I’ve been blessed with the opportunity to go to two Haidong Gumdo seminars now. Two major things I have learned from the expreiences: It’s WELL worth the month or two of saving up for the trip, and you don’t need to be a high rank to be ‘good enough’ to attend. (I now have a new respect for the color belts that come) I’ve competed in a few tournaments from tae kwon do, and I did get the opportunity to attend a black belt camp once, but I don’t think I’ve ever had as much fun as I have had in Haidong Gumdo. I got to help teach the one attending adult white belt a new technique and doing so simultaneously increased my understanding of it better. I hope to see him attend future seminars and grow within the art.
Of the many tips and lectures given that day, a few really sick to my head. When doing any sort of move, it’s essential to either move yourself out of the way or move their sword out of the way.

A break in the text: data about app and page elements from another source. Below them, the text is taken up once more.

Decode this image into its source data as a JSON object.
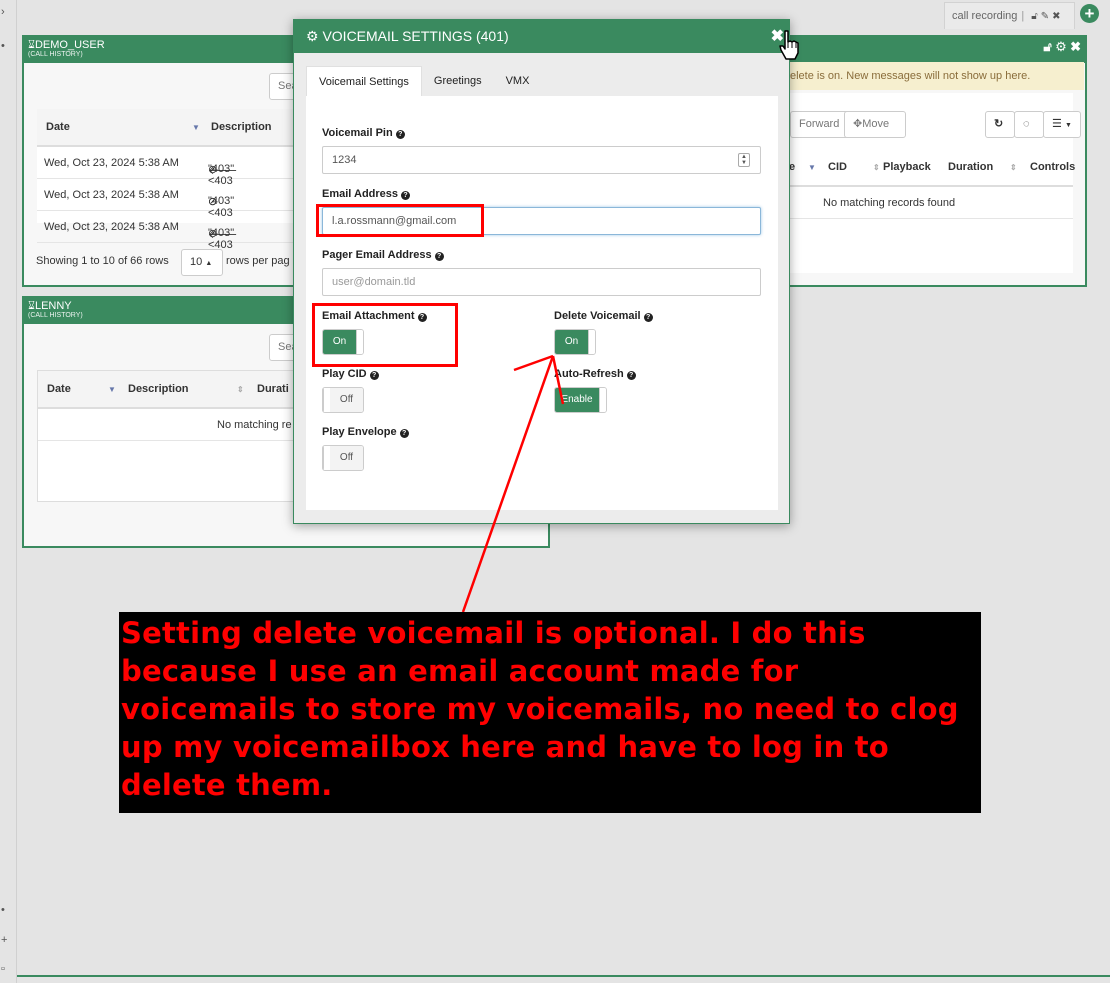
{
  "top_tab": {
    "label": "call recording"
  },
  "panel_demo": {
    "title": "DEMO_USER",
    "subtitle": "(CALL HISTORY)",
    "search_placeholder": "Sea",
    "columns": [
      "Date",
      "Description"
    ],
    "rows": [
      {
        "date": "Wed, Oct 23, 2024 5:38 AM",
        "desc": "\"403\" <403"
      },
      {
        "date": "Wed, Oct 23, 2024 5:38 AM",
        "desc": "\"403\" <403"
      },
      {
        "date": "Wed, Oct 23, 2024 5:38 AM",
        "desc": "\"403\" <403"
      }
    ],
    "showing": "Showing 1 to 10 of 66 rows",
    "page_size": "10",
    "rows_per_page": "rows per pag"
  },
  "panel_lenny": {
    "title": "LENNY",
    "subtitle": "(CALL HISTORY)",
    "search_placeholder": "Sea",
    "columns": [
      "Date",
      "Description",
      "Durati"
    ],
    "empty": "No matching re"
  },
  "panel_vm": {
    "notice": "elete is on. New messages will not show up here.",
    "forward": "Forward",
    "move": "Move",
    "columns": [
      "e",
      "CID",
      "Playback",
      "Duration",
      "Controls"
    ],
    "empty": "No matching records found"
  },
  "modal": {
    "title": "VOICEMAIL SETTINGS (401)",
    "tabs": [
      "Voicemail Settings",
      "Greetings",
      "VMX"
    ],
    "pin_label": "Voicemail Pin",
    "pin_value": "1234",
    "email_label": "Email Address",
    "email_value": "l.a.rossmann@gmail.com",
    "pager_label": "Pager Email Address",
    "pager_placeholder": "user@domain.tld",
    "attach_label": "Email Attachment",
    "attach_value": "On",
    "delete_label": "Delete Voicemail",
    "delete_value": "On",
    "playcid_label": "Play CID",
    "playcid_value": "Off",
    "autorefresh_label": "Auto-Refresh",
    "autorefresh_value": "Enable",
    "envelope_label": "Play Envelope",
    "envelope_value": "Off"
  },
  "caption": "Setting delete voicemail is optional. I do this because I use an email account made for voicemails to store my voicemails, no need to clog up my voicemailbox here and have to log in to delete them.",
  "colors": {
    "accent": "#3a8a5f",
    "annotation": "#ff0000"
  }
}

Seems obvious right? But especially with stabs it’s so easy for your opponent to out-maneuver your sword and get the advantage. Master F decided he had to use me for a demonstration If you hold your sword kind of flat (like I was..in front of 50 people…) all it takes is a little flick of the wrist and your opponent can dip their sword under yours and the attempt at moving their sword out of the way is likely to fail. if you angle the sword higher, it’s much less likely that your opponent will out-maneuver your sword and you have a better chance of living. Don’t ‘fall’ (put a lot of weight) on their sword either. A little flick of the wrist and your weight can be used against you. The transfer of weight will cause your opponents sword to pop back up quickly and then you can get impaled.
Master F also covered one of the biggest questions that I had in Haidong: Why the forms are set up the way they are. They are not just random moves strung together because they look pretty (though, many of them, are pretty). The moves are put together that way because the sequences work, they tell a story of a fight, and it standardizes the angles and traveling so that a big group of people can train together and not run into each other. Within forms three and four there are two moves that are very similar to each other, could we switch the two- probably. (as far as my understanding is- correct me if I’m wrong) One is set up to show a simple move for speed, and the other is set up to teach closing distance. There is one side that’s easier to clear the sword because that’s just how our grips are naturally designed, so that’s what direction you happen to clear the sword in form three.
Well, I think I’ve typed enough for tonight, but It’s official, all three Northwind students have passed first gup!! Congrats Evan!!! I’m pretty exited to get to learn form 8….until next week…Haidong!